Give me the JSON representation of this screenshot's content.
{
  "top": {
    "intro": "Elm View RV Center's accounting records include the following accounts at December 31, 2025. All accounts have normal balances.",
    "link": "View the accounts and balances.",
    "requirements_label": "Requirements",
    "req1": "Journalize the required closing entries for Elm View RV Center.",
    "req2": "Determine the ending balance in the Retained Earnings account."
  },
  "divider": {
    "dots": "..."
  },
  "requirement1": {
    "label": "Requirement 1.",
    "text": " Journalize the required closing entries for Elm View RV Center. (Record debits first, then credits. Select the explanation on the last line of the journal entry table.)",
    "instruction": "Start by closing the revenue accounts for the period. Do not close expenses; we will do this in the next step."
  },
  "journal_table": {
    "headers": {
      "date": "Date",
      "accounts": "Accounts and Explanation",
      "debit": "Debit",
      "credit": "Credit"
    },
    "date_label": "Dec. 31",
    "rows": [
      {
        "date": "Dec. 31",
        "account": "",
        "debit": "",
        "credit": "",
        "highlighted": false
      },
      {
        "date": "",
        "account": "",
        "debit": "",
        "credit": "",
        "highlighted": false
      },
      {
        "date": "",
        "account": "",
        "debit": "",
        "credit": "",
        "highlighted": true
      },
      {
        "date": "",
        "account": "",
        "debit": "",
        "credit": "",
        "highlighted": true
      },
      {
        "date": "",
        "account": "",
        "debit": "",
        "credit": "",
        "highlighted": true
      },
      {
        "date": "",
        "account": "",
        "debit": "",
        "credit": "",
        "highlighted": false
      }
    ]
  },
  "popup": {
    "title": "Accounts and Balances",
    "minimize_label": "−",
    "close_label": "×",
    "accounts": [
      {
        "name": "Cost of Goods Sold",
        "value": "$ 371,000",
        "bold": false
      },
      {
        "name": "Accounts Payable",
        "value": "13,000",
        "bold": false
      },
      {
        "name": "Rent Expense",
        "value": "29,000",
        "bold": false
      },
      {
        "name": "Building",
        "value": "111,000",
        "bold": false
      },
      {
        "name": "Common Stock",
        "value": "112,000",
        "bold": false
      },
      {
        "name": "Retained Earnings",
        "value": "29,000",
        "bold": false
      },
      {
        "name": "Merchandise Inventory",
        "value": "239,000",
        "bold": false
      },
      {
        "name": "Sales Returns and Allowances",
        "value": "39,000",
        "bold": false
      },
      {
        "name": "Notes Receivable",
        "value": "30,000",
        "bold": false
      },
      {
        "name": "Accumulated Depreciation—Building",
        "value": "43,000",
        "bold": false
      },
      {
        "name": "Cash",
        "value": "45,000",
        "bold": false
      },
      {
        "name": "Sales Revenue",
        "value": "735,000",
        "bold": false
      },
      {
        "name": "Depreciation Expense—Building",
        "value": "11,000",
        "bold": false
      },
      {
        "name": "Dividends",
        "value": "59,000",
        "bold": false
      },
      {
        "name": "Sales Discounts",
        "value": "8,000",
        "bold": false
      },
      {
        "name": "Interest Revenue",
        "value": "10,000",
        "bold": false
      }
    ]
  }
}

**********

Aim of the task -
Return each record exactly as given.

Your response -
Give me the JSON representation of this screenshot's content.
{
  "top": {
    "intro": "Elm View RV Center's accounting records include the following accounts at December 31, 2025. All accounts have normal balances.",
    "link": "View the accounts and balances.",
    "requirements_label": "Requirements",
    "req1": "Journalize the required closing entries for Elm View RV Center.",
    "req2": "Determine the ending balance in the Retained Earnings account."
  },
  "divider": {
    "dots": "..."
  },
  "requirement1": {
    "label": "Requirement 1.",
    "text": " Journalize the required closing entries for Elm View RV Center. (Record debits first, then credits. Select the explanation on the last line of the journal entry table.)",
    "instruction": "Start by closing the revenue accounts for the period. Do not close expenses; we will do this in the next step."
  },
  "journal_table": {
    "headers": {
      "date": "Date",
      "accounts": "Accounts and Explanation",
      "debit": "Debit",
      "credit": "Credit"
    },
    "date_label": "Dec. 31",
    "rows": [
      {
        "date": "Dec. 31",
        "account": "",
        "debit": "",
        "credit": "",
        "highlighted": false
      },
      {
        "date": "",
        "account": "",
        "debit": "",
        "credit": "",
        "highlighted": false
      },
      {
        "date": "",
        "account": "",
        "debit": "",
        "credit": "",
        "highlighted": true
      },
      {
        "date": "",
        "account": "",
        "debit": "",
        "credit": "",
        "highlighted": true
      },
      {
        "date": "",
        "account": "",
        "debit": "",
        "credit": "",
        "highlighted": true
      },
      {
        "date": "",
        "account": "",
        "debit": "",
        "credit": "",
        "highlighted": false
      }
    ]
  },
  "popup": {
    "title": "Accounts and Balances",
    "minimize_label": "−",
    "close_label": "×",
    "accounts": [
      {
        "name": "Cost of Goods Sold",
        "value": "$ 371,000",
        "bold": false
      },
      {
        "name": "Accounts Payable",
        "value": "13,000",
        "bold": false
      },
      {
        "name": "Rent Expense",
        "value": "29,000",
        "bold": false
      },
      {
        "name": "Building",
        "value": "111,000",
        "bold": false
      },
      {
        "name": "Common Stock",
        "value": "112,000",
        "bold": false
      },
      {
        "name": "Retained Earnings",
        "value": "29,000",
        "bold": false
      },
      {
        "name": "Merchandise Inventory",
        "value": "239,000",
        "bold": false
      },
      {
        "name": "Sales Returns and Allowances",
        "value": "39,000",
        "bold": false
      },
      {
        "name": "Notes Receivable",
        "value": "30,000",
        "bold": false
      },
      {
        "name": "Accumulated Depreciation—Building",
        "value": "43,000",
        "bold": false
      },
      {
        "name": "Cash",
        "value": "45,000",
        "bold": false
      },
      {
        "name": "Sales Revenue",
        "value": "735,000",
        "bold": false
      },
      {
        "name": "Depreciation Expense—Building",
        "value": "11,000",
        "bold": false
      },
      {
        "name": "Dividends",
        "value": "59,000",
        "bold": false
      },
      {
        "name": "Sales Discounts",
        "value": "8,000",
        "bold": false
      },
      {
        "name": "Interest Revenue",
        "value": "10,000",
        "bold": false
      }
    ]
  }
}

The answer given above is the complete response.